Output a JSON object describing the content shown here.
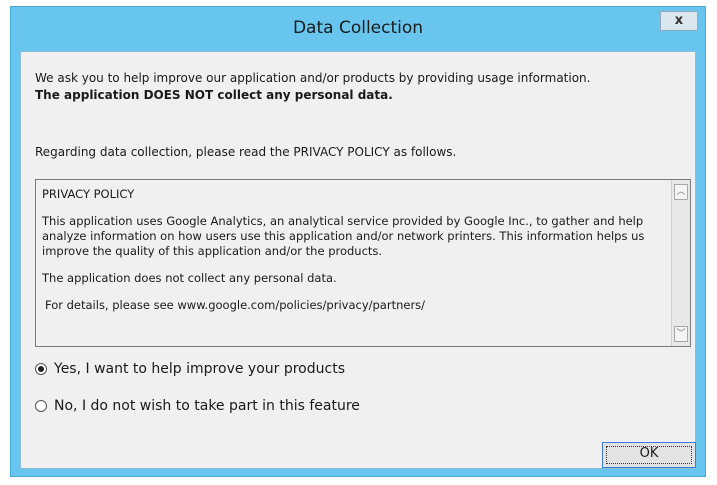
{
  "window": {
    "title": "Data Collection",
    "close_glyph": "x"
  },
  "intro": {
    "line1": "We ask you to help improve our application and/or products by providing usage information.",
    "line2": "The application DOES NOT collect any personal data."
  },
  "regarding": "Regarding data collection, please read the PRIVACY POLICY as follows.",
  "policy": {
    "heading": "PRIVACY POLICY",
    "paragraph1": "This application uses Google Analytics, an analytical service provided by Google Inc., to gather and help analyze information on how users use this application and/or network printers. This information helps us improve the quality of this application and/or the products.",
    "paragraph2": "The application does not collect any personal data.",
    "paragraph3": "For details, please see www.google.com/policies/privacy/partners/"
  },
  "options": [
    {
      "label": "Yes, I want to help improve your products",
      "selected": true
    },
    {
      "label": "No, I do not wish to take part in this feature",
      "selected": false
    }
  ],
  "buttons": {
    "ok": "OK"
  }
}
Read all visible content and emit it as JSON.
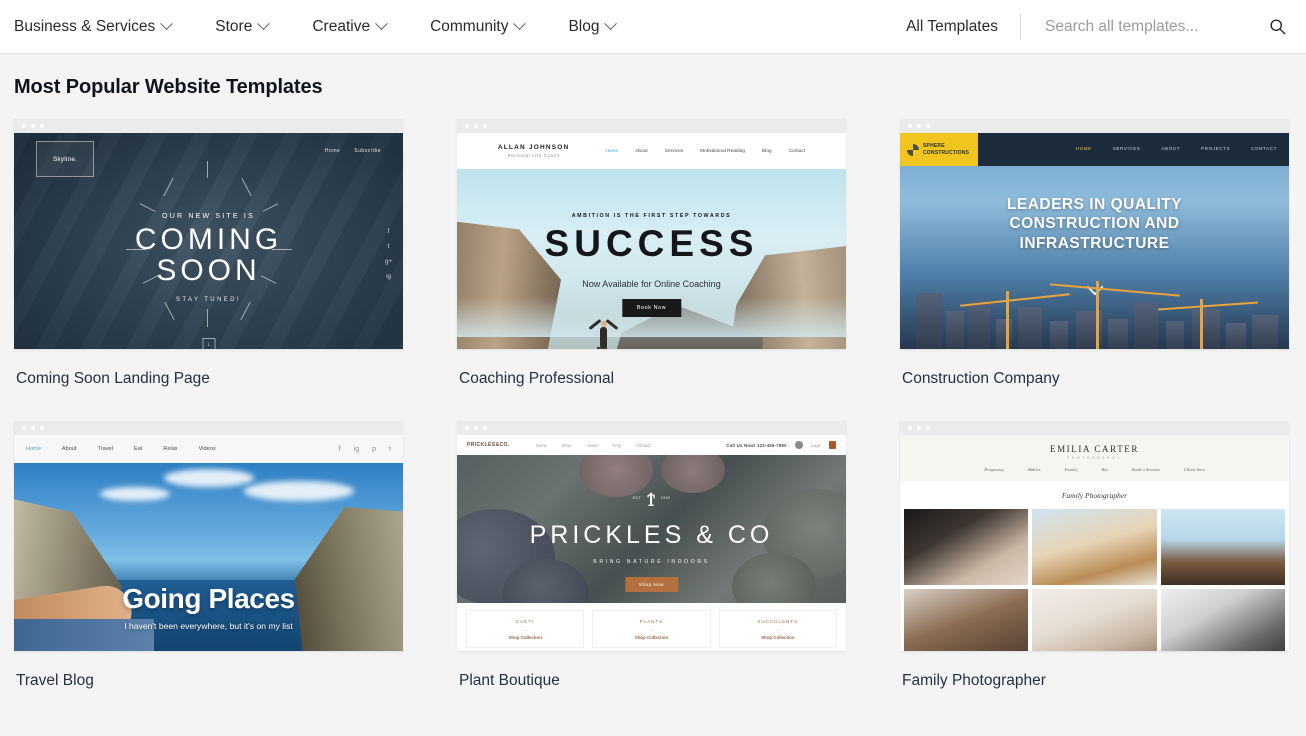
{
  "header": {
    "nav": [
      {
        "label": "Business & Services",
        "has_chevron": true
      },
      {
        "label": "Store",
        "has_chevron": true
      },
      {
        "label": "Creative",
        "has_chevron": true
      },
      {
        "label": "Community",
        "has_chevron": true
      },
      {
        "label": "Blog",
        "has_chevron": true
      }
    ],
    "all_templates": "All Templates",
    "search_placeholder": "Search all templates...",
    "search_value": "",
    "search_icon": "search-icon"
  },
  "page": {
    "title": "Most Popular Website Templates",
    "background": "#f4f4f4",
    "accent": "#4ea3e0"
  },
  "templates": [
    {
      "label": "Coming Soon Landing Page",
      "preview": {
        "logo": "Skyline.",
        "nav": [
          "Home",
          "Subscribe"
        ],
        "eyebrow": "OUR NEW SITE IS",
        "headline_line1": "COMING",
        "headline_line2": "SOON",
        "subtext": "STAY TUNED!",
        "social": [
          "f",
          "t",
          "g+",
          "ig"
        ],
        "scroll_icon": "down-arrow-icon",
        "bg_color": "#33495b"
      }
    },
    {
      "label": "Coaching Professional",
      "preview": {
        "brand_name": "ALLAN JOHNSON",
        "brand_sub": "Personal Life Coach",
        "nav": [
          "Home",
          "About",
          "Services",
          "Motivational Reading",
          "Blog",
          "Contact"
        ],
        "eyebrow": "AMBITION IS THE FIRST STEP TOWARDS",
        "headline": "SUCCESS",
        "subtext": "Now Available for Online Coaching",
        "button": "Book Now",
        "bg_color": "#cfe6ec"
      }
    },
    {
      "label": "Construction Company",
      "preview": {
        "logo_line1": "SPHERE",
        "logo_line2": "CONSTRUCTIONS",
        "logo_color": "#f2c41e",
        "nav": [
          "HOME",
          "SERVICES",
          "ABOUT",
          "PROJECTS",
          "CONTACT"
        ],
        "headline_line1": "LEADERS IN QUALITY",
        "headline_line2": "CONSTRUCTION AND",
        "headline_line3": "INFRASTRUCTURE",
        "scroll_icon": "chevron-down-icon",
        "bg_color": "#4e7ea8"
      }
    },
    {
      "label": "Travel Blog",
      "preview": {
        "nav": [
          "Home",
          "About",
          "Travel",
          "Eat",
          "Relax",
          "Videos"
        ],
        "active_nav": "Home",
        "social": [
          "f",
          "ig",
          "p",
          "t"
        ],
        "headline": "Going Places",
        "subtext": "I haven't been everywhere, but it's on my list",
        "bg_color": "#63a9dd"
      }
    },
    {
      "label": "Plant Boutique",
      "preview": {
        "brand": "PRICKLES&CO.",
        "nav": [
          "Home",
          "Shop",
          "About",
          "FAQ",
          "Contact"
        ],
        "phone": "Call Us Now! 123-456-7890",
        "login": "Login",
        "headline": "PRICKLES & CO",
        "tagline": "BRING NATURE INDOORS",
        "button": "Shop Now",
        "categories": [
          {
            "name": "CACTI",
            "link": "Shop Collection"
          },
          {
            "name": "PLANTS",
            "link": "Shop Collection"
          },
          {
            "name": "SUCCULENTS",
            "link": "Shop Collection"
          }
        ],
        "bg_color": "#6d7570"
      }
    },
    {
      "label": "Family Photographer",
      "preview": {
        "brand": "EMILIA CARTER",
        "brand_sub": "PHOTOGRAPHY",
        "nav": [
          "Pregnancy",
          "Babies",
          "Family",
          "Bio",
          "Book a Session",
          "Client Area"
        ],
        "tagline": "Family Photographer",
        "bg_color": "#f7f5f2"
      }
    }
  ]
}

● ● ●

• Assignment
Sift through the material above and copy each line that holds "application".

• Task answer
    "line1": "We ask you to help improve our application and/or products by providing usage information.",
    "line2": "The application DOES NOT collect any personal data."
    "paragraph1": "This application uses Google Analytics, an analytical service provided by Google Inc., to gather and help analyze information on how users use this application and/or network printers. This information helps us improve the quality of this application and/or the products.",
    "paragraph2": "The application does not collect any personal data.",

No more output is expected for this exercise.